Sauce cookbooks are a staple for any serious cook and we are fortunate to have several serious tomes available to us. This book by Roux is the best general fit of any current sauce guide: it has the perfect combination of ideas, illustrations, and instructions. This book does not intimidate but it does inspire. And, when you combine Sauces with Eggs and Pastry, you have the foundation for a lifetime of culinary exploration.

Best of all, this edition of Sauces has some new gems that are just unexpected treasures. This recipe, Arugula Sauce with Horseradish, is one of them. Suzen and I call this our Universal Green Sauce. It’s incredibly fresh with a bite from all that arugula whisked with yogurt. A hint of wasabi powder and some lemon juice  just accelerate the sparkle on your tongue.

I had some leftover ham and found this to be the perfect accompaniment. Roux says it is perfect for cold meat, for poached salmon or for smoked trout. I’ll go further. Use this as a substitute for mayo or mustard on your burger. Use it for crudités or for artichokes. The distinctive arugula flavor will convert any old friend into a bright new dish.


Arugula Sauce with Horseradish

Yield: 2 cups to serve 8 people


  • 2 ounces arugula leaves, stems removed (about 1 ½ cups)
  • 1 tablespoon Dijon mustard or 1 teaspoon wasabi powder
  • 2-3 tablespoons finely grated horseradish (preferably fresh) to taste
  • 2 tablespoons light olive oil
  • 2 tablespoons mil
  • Juice of 1 lemon
  • 1 garlic clove, finely crushed
  • 2/3 cup strained plain yogurt
  • Salt and freshly ground pepper



Place all the ingredients, except the yogurt and seasoning, into a blender and process for 2 to 3 minutes until smooth.

Transfer to a large bowl and whisk in the yogurt until combined. Season the sauce with salt and pepper to taste.

Cover with plastic wrap and chill until ready to use. This sauce keeps will in the refrigerator for 2 to 3 days, needing only a quick whisk through before serving.

Source: Sauces, Revised and Updated Edition by Michel Roux


Shrimp Tomatillo Cocktail

At Cooking by the Book in New York City, we do culinary outward bound events.

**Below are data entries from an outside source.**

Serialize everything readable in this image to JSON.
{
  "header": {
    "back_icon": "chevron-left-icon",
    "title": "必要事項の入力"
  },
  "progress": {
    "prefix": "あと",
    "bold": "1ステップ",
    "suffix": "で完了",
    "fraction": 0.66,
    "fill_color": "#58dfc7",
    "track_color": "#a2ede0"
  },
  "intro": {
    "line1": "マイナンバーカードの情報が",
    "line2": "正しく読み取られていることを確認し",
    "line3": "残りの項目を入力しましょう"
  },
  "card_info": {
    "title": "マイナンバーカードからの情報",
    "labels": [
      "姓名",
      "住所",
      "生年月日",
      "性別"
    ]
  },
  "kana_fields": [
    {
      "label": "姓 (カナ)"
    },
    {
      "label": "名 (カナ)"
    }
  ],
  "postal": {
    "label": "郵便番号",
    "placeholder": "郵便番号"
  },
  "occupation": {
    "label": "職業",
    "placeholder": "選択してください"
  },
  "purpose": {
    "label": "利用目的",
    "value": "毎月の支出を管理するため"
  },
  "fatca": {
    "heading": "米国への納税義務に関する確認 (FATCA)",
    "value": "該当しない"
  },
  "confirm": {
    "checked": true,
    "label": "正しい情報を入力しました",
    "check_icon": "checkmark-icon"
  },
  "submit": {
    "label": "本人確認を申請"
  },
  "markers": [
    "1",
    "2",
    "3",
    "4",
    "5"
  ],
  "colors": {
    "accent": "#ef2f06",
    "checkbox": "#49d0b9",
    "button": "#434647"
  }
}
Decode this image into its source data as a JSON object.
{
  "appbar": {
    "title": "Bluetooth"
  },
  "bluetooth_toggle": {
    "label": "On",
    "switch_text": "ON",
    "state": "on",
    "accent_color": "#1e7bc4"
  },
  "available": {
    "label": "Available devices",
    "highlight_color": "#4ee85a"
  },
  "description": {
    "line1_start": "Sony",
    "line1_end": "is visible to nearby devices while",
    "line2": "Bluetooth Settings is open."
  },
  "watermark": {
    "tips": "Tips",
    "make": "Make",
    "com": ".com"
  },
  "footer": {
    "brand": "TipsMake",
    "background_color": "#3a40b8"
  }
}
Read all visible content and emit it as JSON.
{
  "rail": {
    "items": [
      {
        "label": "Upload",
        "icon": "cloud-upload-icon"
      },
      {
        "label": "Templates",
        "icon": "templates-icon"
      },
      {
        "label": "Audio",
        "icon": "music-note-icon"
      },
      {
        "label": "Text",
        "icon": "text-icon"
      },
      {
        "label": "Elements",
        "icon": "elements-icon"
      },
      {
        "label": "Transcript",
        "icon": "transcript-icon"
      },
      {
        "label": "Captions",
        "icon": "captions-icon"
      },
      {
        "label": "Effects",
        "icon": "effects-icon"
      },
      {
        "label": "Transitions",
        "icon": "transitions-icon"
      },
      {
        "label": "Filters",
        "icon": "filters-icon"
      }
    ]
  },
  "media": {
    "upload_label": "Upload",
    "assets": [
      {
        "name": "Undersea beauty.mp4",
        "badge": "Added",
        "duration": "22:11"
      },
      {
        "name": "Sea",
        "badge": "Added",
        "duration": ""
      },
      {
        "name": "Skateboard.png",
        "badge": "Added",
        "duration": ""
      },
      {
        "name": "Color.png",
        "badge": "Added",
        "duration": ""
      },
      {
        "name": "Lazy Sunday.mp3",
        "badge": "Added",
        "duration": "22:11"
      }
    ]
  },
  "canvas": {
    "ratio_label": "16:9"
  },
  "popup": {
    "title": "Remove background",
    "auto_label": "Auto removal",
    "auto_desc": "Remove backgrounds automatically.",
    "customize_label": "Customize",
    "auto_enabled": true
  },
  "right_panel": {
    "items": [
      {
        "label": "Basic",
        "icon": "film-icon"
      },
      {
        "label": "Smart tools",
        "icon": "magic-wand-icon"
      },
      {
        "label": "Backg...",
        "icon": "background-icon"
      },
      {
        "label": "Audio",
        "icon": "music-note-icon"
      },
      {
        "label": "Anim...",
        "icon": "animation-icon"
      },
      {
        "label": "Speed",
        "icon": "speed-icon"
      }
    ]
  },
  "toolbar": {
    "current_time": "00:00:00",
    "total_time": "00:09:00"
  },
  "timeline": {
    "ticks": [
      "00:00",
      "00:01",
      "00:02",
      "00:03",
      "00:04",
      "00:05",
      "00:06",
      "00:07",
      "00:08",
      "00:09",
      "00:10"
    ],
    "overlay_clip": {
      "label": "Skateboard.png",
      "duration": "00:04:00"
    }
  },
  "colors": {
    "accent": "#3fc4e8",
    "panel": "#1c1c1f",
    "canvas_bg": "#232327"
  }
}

Firms come to our kitchen and prepare a meal together, often with kitchen challenges. Their night’s menu has been set in advance, from a quarterly menu featuring fresh seasonal ideas. We are always amazed when so many firms pick the same menu items. We can offer five appetizers, but 90% of the time firms will independently select the one same recipe.

This shrimp cocktail is an example. People are just intrigued by the idea of shrimp and tomatillo, they select it for their teambuilding gig here, and they are never disappointed.

There is something “special” about a shrimp cocktail. It always seems to be a treat. Now, with this recipe, you add some new flavor muscle. Once you’ve tried this recipe, it may just become your standard.

The sauce here is probably one you never had with shrimp before. Spinach? Honey? Rice vinegar? Amazingly good.

Shrimp Tomatillo Cocktail

Yield: serves 6 to 8


For the shrimp:

1 tablespoon coriander seeds
2 teaspoons black peppercorns
2 lemons, quartered
1 pound large shrimp, peeled and deveined

For the sauce:

12 tomatillos, cost and rinsed
1 large red onion, coarsely chopped
3 cloves garlic
2 jalapeno peppers
3 tablespoons canola oil
Kosher salt and freshly ground pepper
2 cups fresh spinach
2 tablespoons rice vinegar
¼ cup horseradish, drained


Prepare the shrimp. Combine 8 cups water, 2 tablespoons salt, the coriander and peppercorns in a large saucepan. Squeeze in the lemon juice and add the wedges. Boil 5 minutes, then remove from the heat. Add the shrimp, cover and set aside, about 15 minutes. Strain and transfer the shrimp to a bowl. Cover and chill at least one hour.

Meanwhile, make the sauce. Preheat the oven to 350°F. Place the tomatillos, onion, garlic and jalapenos in a roasting pan and toss with the canola oil. Season with salt and pepper. Roast until soft, tossing occasionally, 20 to 25 minutes.

Cook the spinach in a saucepan of boiling water, about one minute. Drain, squeeze dry and transfer to a food processor. Add the tomatillo mixture, vinegar, horseradish, cilantro and honey and pulse until smooth. Season with salt and pepper. Transfer to a bowl, cover and chill at least one hour. Bring to room temperature 15 minutes before serving. Serve the sauce and shrimp in shot glasses, if desired.

Source: Food Network Magazine